Two days after the shocking two-part series The Case of: JonBenet Ramsey, there are still a million questions about this 20-year-old unsolved case running through our minds.
The documentary also served as a reminder of the many strange details that came out of the case in 1996, and continue to puzzle us to this day.
The group of case experts. Source: Channel 9.
Patsy Ramsey's attempt to hang up on her 911 call.
Following the discovery of the ransom note and her daughter missing from bed, Patsy Ramsey called 911. Sounding panicked, she reported what had happened and requested urgent assistance before putting the phone down — a move that struck many people as strange.
Former FBI agent Stan Burke says it's extremely rare for people to hang up on 911 calls, as Patsy did.
"I've looked at a lot of 911 calls over the years," he says. They'll hold on until you get there; that's their lifeline; that help indicates hope. The moment you hang up that phone call you end the hope. And for that phone to be hung up, you've got to ask yourself why?"
911 operator Kim Archuleta speaks for the first time. Post continues...
The second problem comes after Patsy has made the report and thinks she has hung up. She did not, and so 911 operator Kim Archuleta stayed on the phone to listen to what was being said in the background. She says what she heard will stay with her forever.
"I just remember having that sunken feeling like something wasn't right," she says.
"If you hear the frantic in her voice as she's speaking to me where she couldn't even answer my questions, it immediately stuck. What bothered me immensely," she continued, "it sounded like she said, 'okay we've called the police, now what?' and that disturbed me," going on to say that she could hear an almost immediate shift in Patsy's tone as soon as she thought she had hung up the phone.
A section of the ransom letter. Source: Channel 9.
The oddly long ransom note.
Like Patsy's phone call to police, there are several inconsistencies with the ransom letter.

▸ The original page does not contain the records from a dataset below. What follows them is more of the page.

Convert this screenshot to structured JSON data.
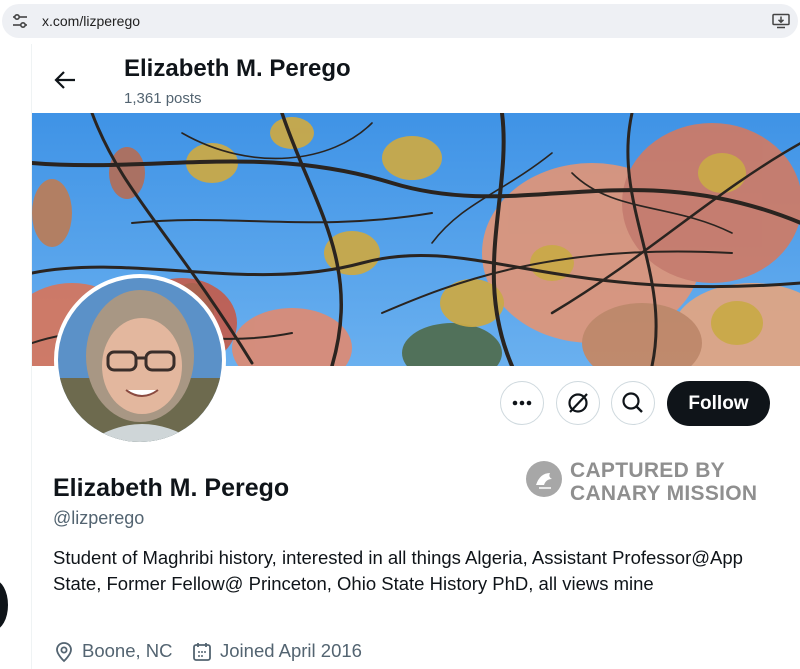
{
  "browser": {
    "url": "x.com/lizperego"
  },
  "header": {
    "name": "Elizabeth M. Perego",
    "posts": "1,361 posts"
  },
  "actions": {
    "follow_label": "Follow"
  },
  "watermark": {
    "line1": "CAPTURED BY",
    "line2": "CANARY MISSION"
  },
  "profile": {
    "name": "Elizabeth M. Perego",
    "handle": "@lizperego",
    "bio": "Student of Maghribi history, interested in all things Algeria, Assistant Professor@App State, Former Fellow@ Princeton, Ohio State History PhD, all views mine",
    "location": "Boone, NC",
    "joined": "Joined April 2016"
  },
  "colors": {
    "follow_bg": "#0f1419",
    "secondary_text": "#536471",
    "sky": "#4a9be6"
  }
}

Compared with other ransom notes it is uncharacteristically long in length, with experts finding it would have taken more than 20 minutes to write out. Two practice versions of the letter were also found.
Additionally, the ransom letter was written on paper from Patsy's desk and using a pen taken from their telephone table, meaning the kidnapper would have been openly roaming throughout the house for a long period of time.
The letter was then placed on the staircase, which experts say is also inconsistent with kidnapping cases. Normally letters are placed at the site of kidnapping, which in this case would be JonBenet's bedroom.
JonBenet Ramsey. Source: Channel 9.
John Ramsey's whereabouts.
One of the greatest tragedies of murder is that statistically, a direct family member or person known to the victim is overwhelmingly likely to be responsible, even if they are presenting as a compelling victim to police.
Knowing that, it is essential for police to maintain visual contact with members of the family at all times while at the crime scene. This also avoids potential contamination of a crime scene.
In the case of JonBenet Ramsey, however, her father John disappeared within their four-storey house for more than an hour and a half, with police never learning where he was or what he did during that time.
When he returned, though, "his demeanour [had] changed," Richards says. He was "agitated."
Behavioural analyst and investigator Laura Richards. Source: Channel 9.
The discovery of JonBenet Ramsey's body
Despite arriving at the Ramsey's house before 6am, police did not conduct a thorough search of the house until after 12pm.
When police told John Ramsey they were set to conduct a search, he went to the cellar of the house almost immediately, taking a friend with him. It was there that JonBenet's body was discovered.
"Virtually every staged murder I have seen," former investigator Anthony Kolar says, "the perpetrator manipulates the arrival of friends or other family members who are then put into situations where they actually discover the body or they are with the perpetrator when the body is discovered. They bring somebody along, they discover the body but they have a witness who can testify their shock and awe and horror at what they find," he continues.
JonBenet, John, Patsy and Burke Ramsey. Source: Channel 9.
John Ramsey's decision to move JonBenet Ramsey's body
After discovering his daughter in the cellar, John Ramsey then removes JonBenet from the crime scene, carrying her upstairs.
Once in the main living area of the house, John lay his six-year-old's lifeless body on the floor.
As Jim Clemente pointed out while looking at a floor plan of the rooms, "here is a living room couch, a coffee table, chairs. Why would he put her on the floor?"
Shortly after this, JonBenet's body was moved again into another room by police officer Linda Arnt.
Behavioural analyst and investigator Jim Clemente. Source: Channel 9.
Burke Ramsey's disengagement during his psychology interview
Interviewed by a child psychologist following the murder of his sister, a then nine-year-old Burke Ramsey spoke of what he thought happened to JonBenet.
During the interview, not only did Burke hypothesise what happened, he also physically demonstrated someone violenting hitting his sister over the head. And as we now know, JonBenet died from a head wound.
"It's just odd that he's acting it out at all, anyway," Richards says, continuing, "most children would not kind of future project this or reenact it in a room."
"And on top of it all," Clemente adds, "there is no emotion, no appropriate emotion at all."